# YOUR INSTRUCTIONS
If a line in the entries below includes "Druckverwaltung", show that line.
[[ DATA SUPPLIED, beginning ]]
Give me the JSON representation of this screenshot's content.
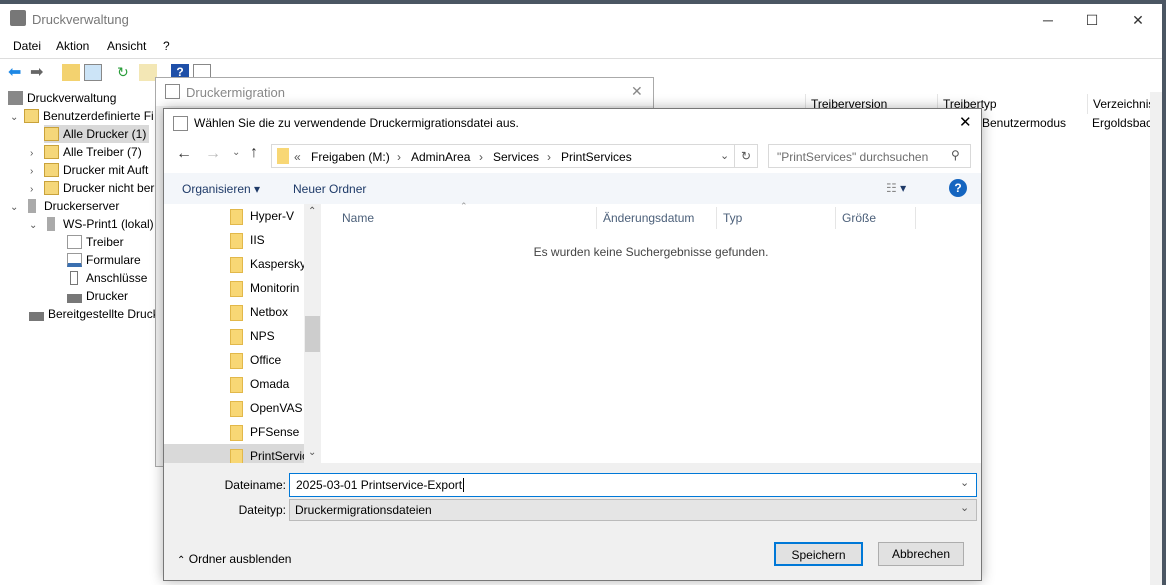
{
  "window": {
    "title": "Druckverwaltung",
    "minimize": "─",
    "maximize": "☐",
    "close": "✕"
  },
  "menu": [
    "Datei",
    "Aktion",
    "Ansicht",
    "?"
  ],
  "tree": [
    {
      "label": "Druckverwaltung",
      "icon": "print-management-icon"
    },
    {
      "label": "Benutzerdefinierte Fi",
      "icon": "filter-folder-icon",
      "expanded": true
    },
    {
      "label": "Alle Drucker (1)",
      "icon": "filter-folder-icon",
      "selected": true
    },
    {
      "label": "Alle Treiber (7)",
      "icon": "filter-folder-icon"
    },
    {
      "label": "Drucker mit Auft",
      "icon": "filter-folder-icon"
    },
    {
      "label": "Drucker nicht ber",
      "icon": "filter-folder-icon"
    },
    {
      "label": "Druckerserver",
      "icon": "server-icon",
      "expanded": true
    },
    {
      "label": "WS-Print1 (lokal)",
      "icon": "server-icon",
      "expanded": true
    },
    {
      "label": "Treiber",
      "icon": "driver-icon"
    },
    {
      "label": "Formulare",
      "icon": "forms-icon"
    },
    {
      "label": "Anschlüsse",
      "icon": "port-icon"
    },
    {
      "label": "Drucker",
      "icon": "printer-icon"
    },
    {
      "label": "Bereitgestellte Druck",
      "icon": "printer-icon"
    }
  ],
  "list": {
    "columns": [
      "Treiberversion",
      "Treibertyp",
      "Verzeichnis"
    ],
    "row": [
      "",
      "Benutzermodus",
      "Ergoldsbach;"
    ]
  },
  "wizard": {
    "title": "Druckermigration"
  },
  "dialog": {
    "title": "Wählen Sie die zu verwendende Druckermigrationsdatei aus.",
    "breadcrumb": [
      "«",
      "Freigaben (M:)",
      "AdminArea",
      "Services",
      "PrintServices"
    ],
    "search_placeholder": "\"PrintServices\" durchsuchen",
    "organize": "Organisieren",
    "new_folder": "Neuer Ordner",
    "nav": [
      "Hyper-V",
      "IIS",
      "Kaspersky",
      "Monitorin",
      "Netbox",
      "NPS",
      "Office",
      "Omada",
      "OpenVAS",
      "PFSense",
      "PrintServic"
    ],
    "columns": [
      "Name",
      "Änderungsdatum",
      "Typ",
      "Größe"
    ],
    "empty": "Es wurden keine Suchergebnisse gefunden.",
    "filename_label": "Dateiname:",
    "filename": "2025-03-01 Printservice-Export",
    "filetype_label": "Dateityp:",
    "filetype": "Druckermigrationsdateien",
    "hide_folders": "Ordner ausblenden",
    "save": "Speichern",
    "cancel": "Abbrechen"
  },
  "colors": {
    "accent": "#0078d7",
    "help": "#1565c0"
  }
}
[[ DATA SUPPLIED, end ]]
# ANSWER BELOW
    "title": "Druckverwaltung",
      "label": "Druckverwaltung",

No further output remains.